30 June 2005 | silverscreen888
Classic Adventure; Unpretentious, Epic in Feel, Plus a Mature Romance

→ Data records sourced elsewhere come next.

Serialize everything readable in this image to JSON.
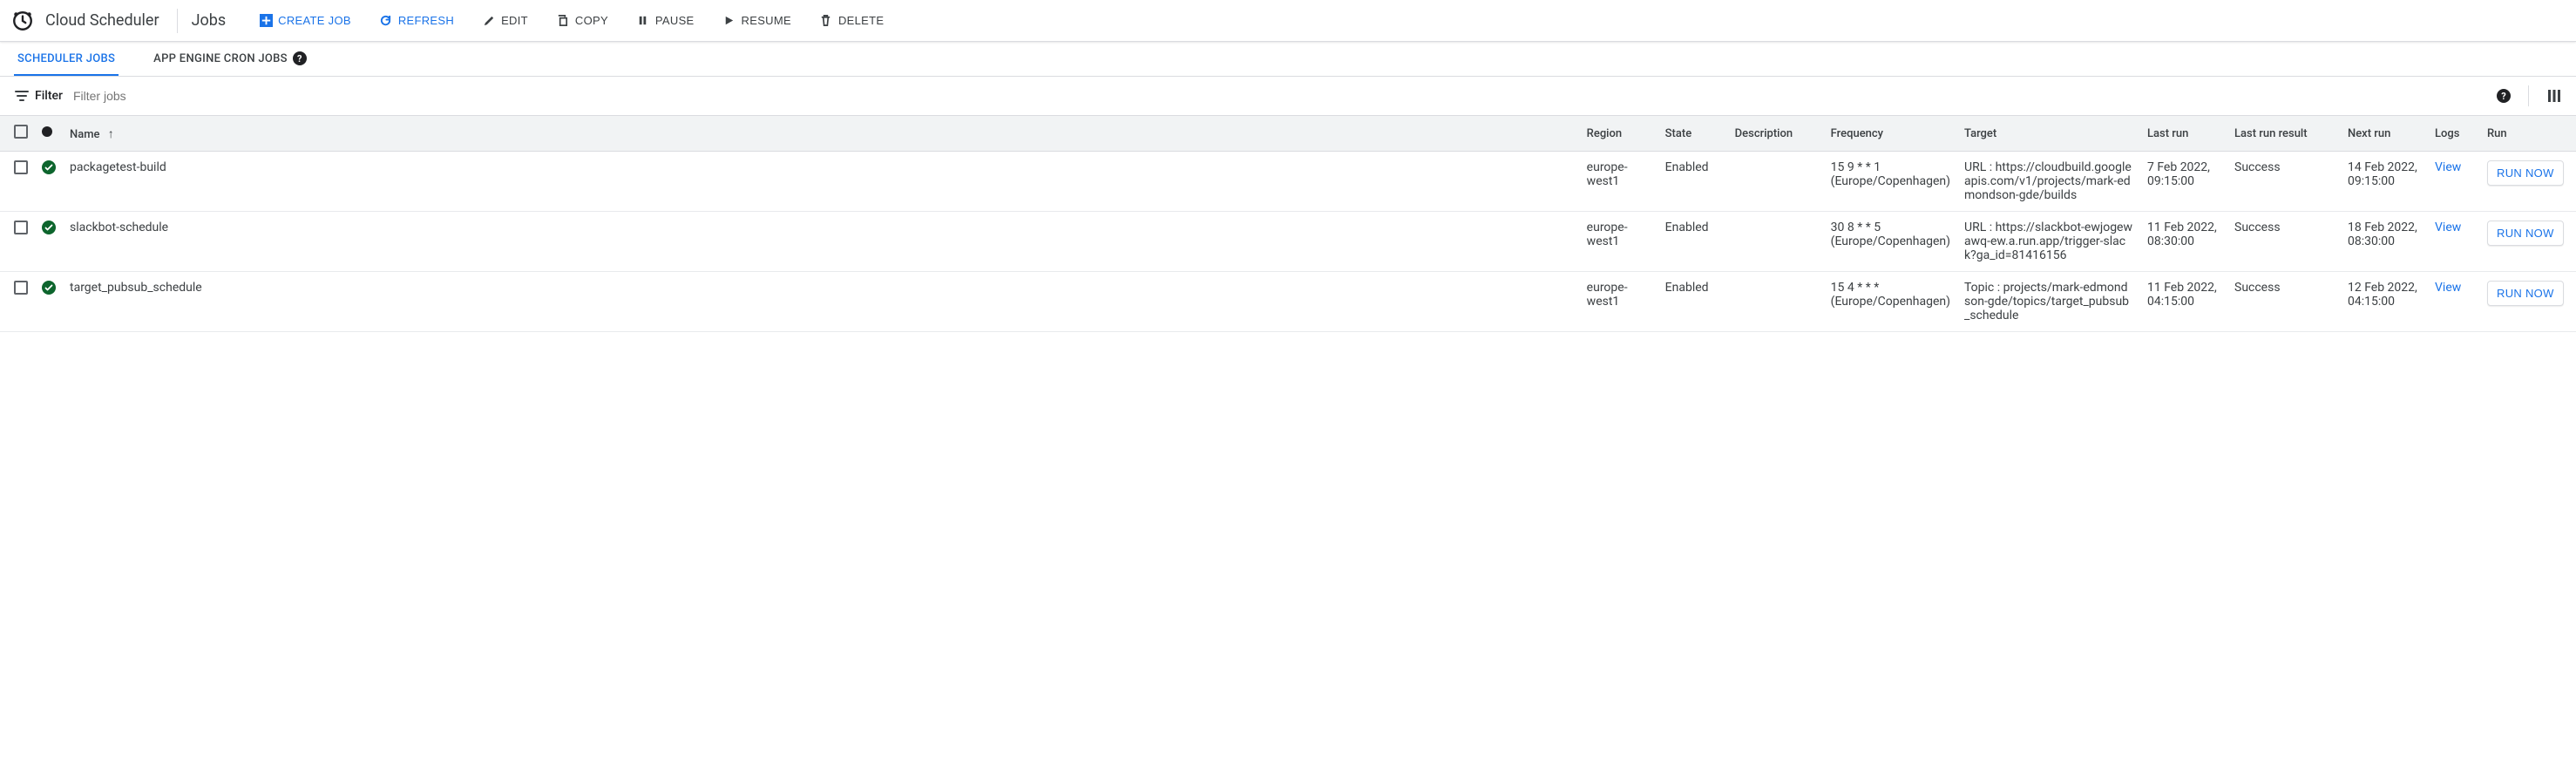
{
  "header": {
    "product": "Cloud Scheduler",
    "page": "Jobs",
    "buttons": {
      "create": "CREATE JOB",
      "refresh": "REFRESH",
      "edit": "EDIT",
      "copy": "COPY",
      "pause": "PAUSE",
      "resume": "RESUME",
      "delete": "DELETE"
    }
  },
  "tabs": {
    "scheduler": "SCHEDULER JOBS",
    "cron": "APP ENGINE CRON JOBS"
  },
  "filter": {
    "label": "Filter",
    "placeholder": "Filter jobs"
  },
  "columns": {
    "name": "Name",
    "region": "Region",
    "state": "State",
    "description": "Description",
    "frequency": "Frequency",
    "target": "Target",
    "last_run": "Last run",
    "last_result": "Last run result",
    "next_run": "Next run",
    "logs": "Logs",
    "run": "Run"
  },
  "run_now_label": "RUN NOW",
  "view_label": "View",
  "jobs": [
    {
      "name": "packagetest-build",
      "region": "europe-west1",
      "state": "Enabled",
      "description": "",
      "frequency": "15 9 * * 1 (Europe/Copenhagen)",
      "target": "URL : https://cloudbuild.googleapis.com/v1/projects/mark-edmondson-gde/builds",
      "last_run": "7 Feb 2022, 09:15:00",
      "last_result": "Success",
      "next_run": "14 Feb 2022, 09:15:00"
    },
    {
      "name": "slackbot-schedule",
      "region": "europe-west1",
      "state": "Enabled",
      "description": "",
      "frequency": "30 8 * * 5 (Europe/Copenhagen)",
      "target": "URL : https://slackbot-ewjogewawq-ew.a.run.app/trigger-slack?ga_id=81416156",
      "last_run": "11 Feb 2022, 08:30:00",
      "last_result": "Success",
      "next_run": "18 Feb 2022, 08:30:00"
    },
    {
      "name": "target_pubsub_schedule",
      "region": "europe-west1",
      "state": "Enabled",
      "description": "",
      "frequency": "15 4 * * * (Europe/Copenhagen)",
      "target": "Topic : projects/mark-edmondson-gde/topics/target_pubsub_schedule",
      "last_run": "11 Feb 2022, 04:15:00",
      "last_result": "Success",
      "next_run": "12 Feb 2022, 04:15:00"
    }
  ]
}
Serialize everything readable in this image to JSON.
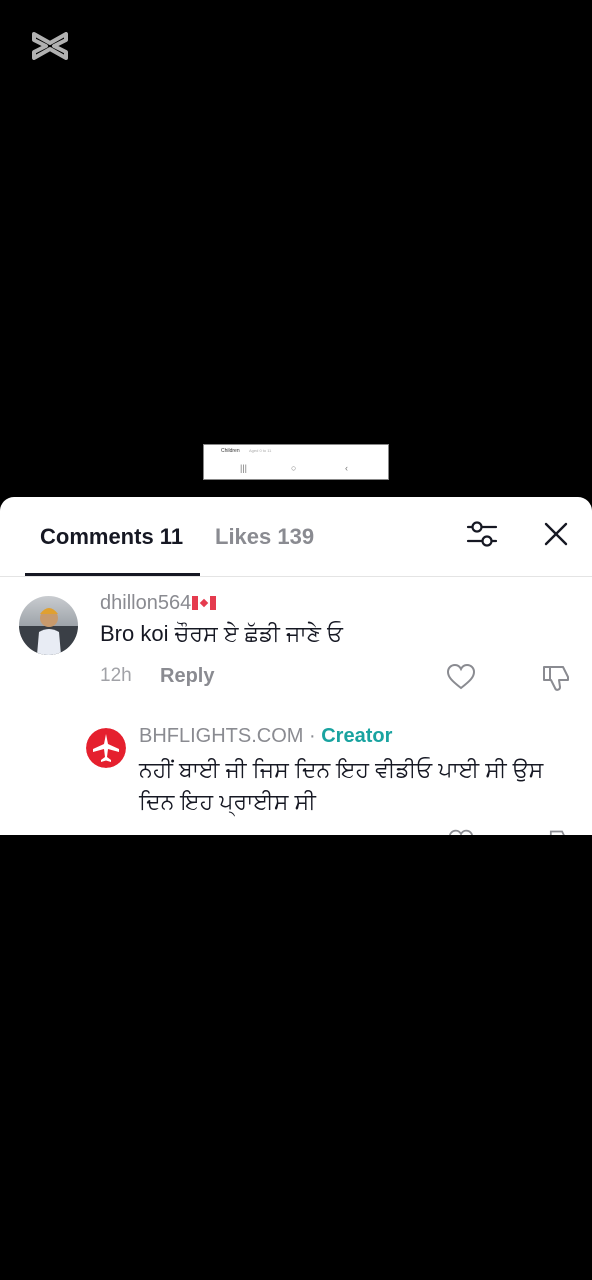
{
  "app": {
    "logo_icon": "capcut-logo-icon"
  },
  "thumbnail": {
    "title": "Children",
    "subtitle": "Aged 0 to 11"
  },
  "comments_panel": {
    "tabs": [
      {
        "label": "Comments 11",
        "active": true
      },
      {
        "label": "Likes 139",
        "active": false
      }
    ],
    "filter_icon": "filter-sliders-icon",
    "close_icon": "close-icon",
    "comments": [
      {
        "username": "dhillon564",
        "flag_icon": "canada-flag-icon",
        "text": "Bro koi ਚੌਰਸ ਏ ਛੱਡੀ ਜਾਣੇ ਓ",
        "time": "12h",
        "reply_label": "Reply"
      }
    ],
    "replies": [
      {
        "username": "BHFLIGHTS.COM",
        "separator": " · ",
        "badge": "Creator",
        "text": "ਨਹੀਂ ਬਾਈ ਜੀ ਜਿਸ ਦਿਨ ਇਹ ਵੀਡੀਓ ਪਾਈ ਸੀ ਉਸ ਦਿਨ ਇਹ ਪ੍ਰਾਈਸ ਸੀ"
      }
    ]
  },
  "colors": {
    "creator_badge": "#19a3a0",
    "brand_red": "#e5202e",
    "text_primary": "#161823",
    "text_secondary": "#8a8b91"
  }
}
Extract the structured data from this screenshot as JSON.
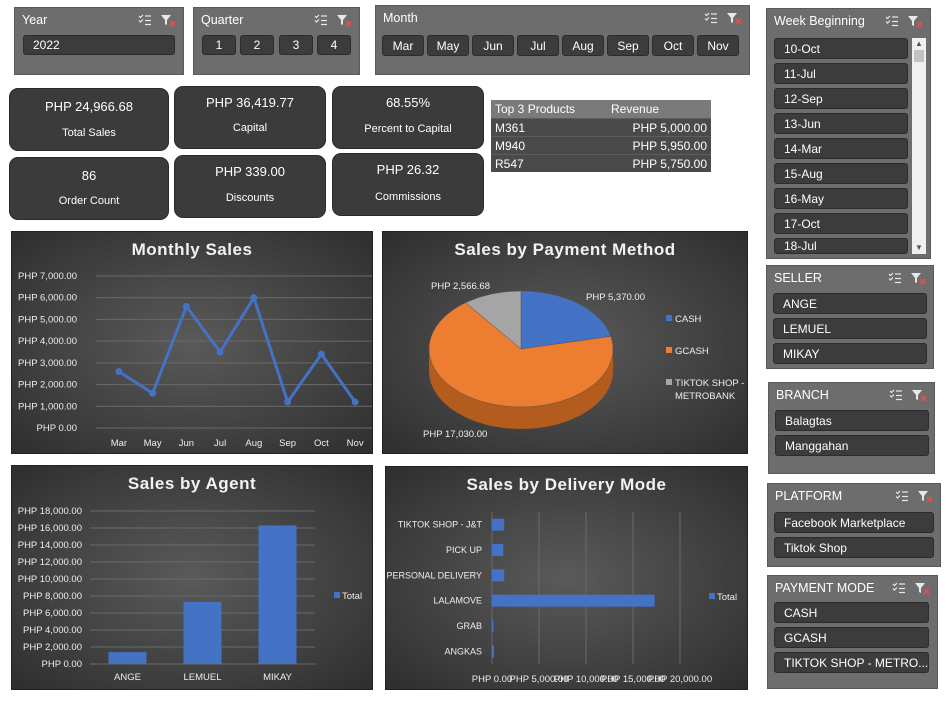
{
  "slicers": {
    "year": {
      "title": "Year",
      "items": [
        "2022"
      ]
    },
    "quarter": {
      "title": "Quarter",
      "items": [
        "1",
        "2",
        "3",
        "4"
      ]
    },
    "month": {
      "title": "Month",
      "items": [
        "Mar",
        "May",
        "Jun",
        "Jul",
        "Aug",
        "Sep",
        "Oct",
        "Nov"
      ]
    },
    "week": {
      "title": "Week Beginning",
      "items": [
        "10-Oct",
        "11-Jul",
        "12-Sep",
        "13-Jun",
        "14-Mar",
        "15-Aug",
        "16-May",
        "17-Oct",
        "18-Jul"
      ]
    },
    "seller": {
      "title": "SELLER",
      "items": [
        "ANGE",
        "LEMUEL",
        "MIKAY"
      ]
    },
    "branch": {
      "title": "BRANCH",
      "items": [
        "Balagtas",
        "Manggahan"
      ]
    },
    "platform": {
      "title": "PLATFORM",
      "items": [
        "Facebook Marketplace",
        "Tiktok Shop"
      ]
    },
    "payment": {
      "title": "PAYMENT MODE",
      "items": [
        "CASH",
        "GCASH",
        "TIKTOK SHOP - METRO..."
      ]
    }
  },
  "kpis": [
    {
      "value": "PHP 24,966.68",
      "label": "Total Sales"
    },
    {
      "value": "PHP 36,419.77",
      "label": "Capital"
    },
    {
      "value": "68.55%",
      "label": "Percent to Capital"
    },
    {
      "value": "86",
      "label": "Order Count"
    },
    {
      "value": "PHP 339.00",
      "label": "Discounts"
    },
    {
      "value": "PHP 26.32",
      "label": "Commissions"
    }
  ],
  "top_products": {
    "headers": [
      "Top 3 Products",
      "Revenue"
    ],
    "rows": [
      [
        "M361",
        "PHP 5,000.00"
      ],
      [
        "M940",
        "PHP 5,950.00"
      ],
      [
        "R547",
        "PHP 5,750.00"
      ]
    ]
  },
  "colors": {
    "blue": "#4472c4",
    "orange": "#ed7d31",
    "gray": "#a5a5a5",
    "panel": "#6d6d6d"
  },
  "icons": [
    "multi-select-icon",
    "clear-filter-icon"
  ],
  "chart_data": [
    {
      "type": "line",
      "title": "Monthly Sales",
      "categories": [
        "Mar",
        "May",
        "Jun",
        "Jul",
        "Aug",
        "Sep",
        "Oct",
        "Nov"
      ],
      "values": [
        2600,
        1600,
        5600,
        3500,
        6000,
        1200,
        3400,
        1200
      ],
      "ylim": [
        0,
        7000
      ],
      "yticks": [
        "PHP 0.00",
        "PHP 1,000.00",
        "PHP 2,000.00",
        "PHP 3,000.00",
        "PHP 4,000.00",
        "PHP 5,000.00",
        "PHP 6,000.00",
        "PHP 7,000.00"
      ],
      "grid": true
    },
    {
      "type": "pie",
      "title": "Sales by Payment Method",
      "labels": [
        "CASH",
        "GCASH",
        "TIKTOK SHOP - METROBANK"
      ],
      "values": [
        5370,
        17030,
        2566.68
      ],
      "data_labels": [
        "PHP 5,370.00",
        "PHP 17,030.00",
        "PHP 2,566.68"
      ],
      "legend": "right"
    },
    {
      "type": "bar",
      "title": "Sales by Agent",
      "categories": [
        "ANGE",
        "LEMUEL",
        "MIKAY"
      ],
      "series": [
        {
          "name": "Total",
          "values": [
            1400,
            7300,
            16300
          ]
        }
      ],
      "ylim": [
        0,
        18000
      ],
      "yticks": [
        "PHP 0.00",
        "PHP 2,000.00",
        "PHP 4,000.00",
        "PHP 6,000.00",
        "PHP 8,000.00",
        "PHP 10,000.00",
        "PHP 12,000.00",
        "PHP 14,000.00",
        "PHP 16,000.00",
        "PHP 18,000.00"
      ],
      "legend": "right"
    },
    {
      "type": "bar",
      "orientation": "horizontal",
      "title": "Sales by Delivery Mode",
      "categories": [
        "TIKTOK SHOP - J&T",
        "PICK UP",
        "PERSONAL DELIVERY",
        "LALAMOVE",
        "GRAB",
        "ANGKAS"
      ],
      "series": [
        {
          "name": "Total",
          "values": [
            1300,
            1200,
            1300,
            17300,
            150,
            200
          ]
        }
      ],
      "xlim": [
        0,
        20000
      ],
      "xticks": [
        "PHP 0.00",
        "PHP 5,000.00",
        "PHP 10,000.00",
        "PHP 15,000.00",
        "PHP 20,000.00"
      ],
      "legend": "right"
    }
  ]
}
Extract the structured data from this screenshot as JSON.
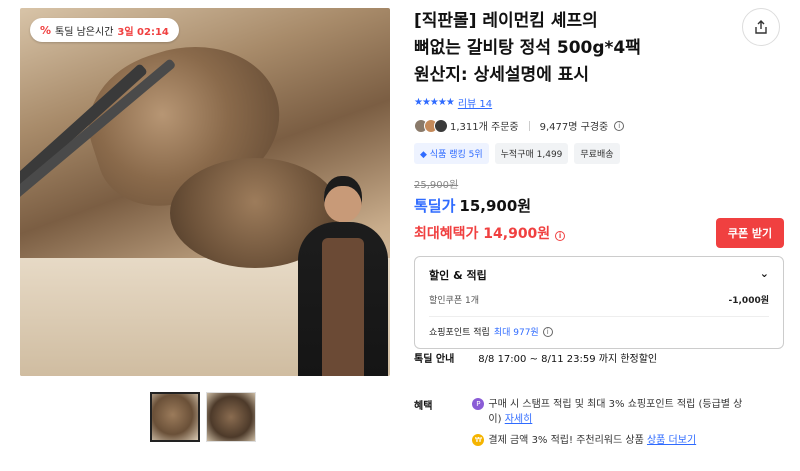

When this production was mounted for Stewart Granger, with Deborah Kerr and Richard Carlson as his co-stars, no one could have imagined how imitated, influential and important the film would become. It has an epic quality about it that is earned by African on-site locales, fine cinematography and direction of the film, and the discovery-aspect of the narrative as the participants learn along about a fascinating continent and its people with the viewers. H. Rider Haggard's venerable novel find to b a curious mixture of Victorian angst, adventure, romance, mystery evoked by an expedition storyline. The fine acting by Stewart Granger as Alan Quartermain the white hunter, Deborah Kerr as a woman seeking her missing husband, Richard Carlson as her brother, and Hugo Haas as a back-sliding villain works exceptionally to increase the believability of the film. The simplest incident on this dangerous expedition--sitting down in the wrong place, turning over a leaf, wearing the wrong weight or textile of garment, cutting one's hair, hearing a sound, anything--can trigger a learning or a dangerous experience... This was a lavish MGM production, with participation by legendary artists and technicians such as Cedric Gibbons as art director, Edwin B. Willis as set decorator, Robert Surtees as cinematographer, Douglas Shearer in charge of sound and many others. But the real star of the film apart from the actors is Andrew Marton and Compton Bennett's realization of Helen Deutsch's interesting modernization of the original novel. Wjite hunter Alan Quartermain does not really care to live any longer; he has just seen one of his best "boys" die in a hunting accident, having been hired to please a bloodthirsty imperial's whim to kill wildlife; and Deborah Kerr comes along just then in need of a guide, trying to convince herself that she still cares about the cold husband who disappeared in search of a fabled treasure, the gold mines of King Solomon of Israel.. Obviously the two are ready to fall in love during the dangerous search for her lost mate, one that takes them into unknown country, among dangerous tribes, and into adventures that include helping a deposed seven-foot-tall monarch regain his throne by a rite of combat, incidentally saving their lives in the process. The most exciting sequence in the film is a grass fire that causes animals to stampede toward the expedition, who must taken shelter crouched low behind a makeshift low barrier; it has been imitated, never duplicated, and was later used in several other films. The film is occasionally leisurely, never dull; its makers play with time very intelligently. For once, the viewer gets the sense in a film of an arduous trek, of time passing, time for changes to happen and motivations for the same. The actors are grand, especially the mature intelligent leads; all-in-all, this simple storyline in the right hands was turned into what is all-but-universally acknowledge to be a classic adventure-romance.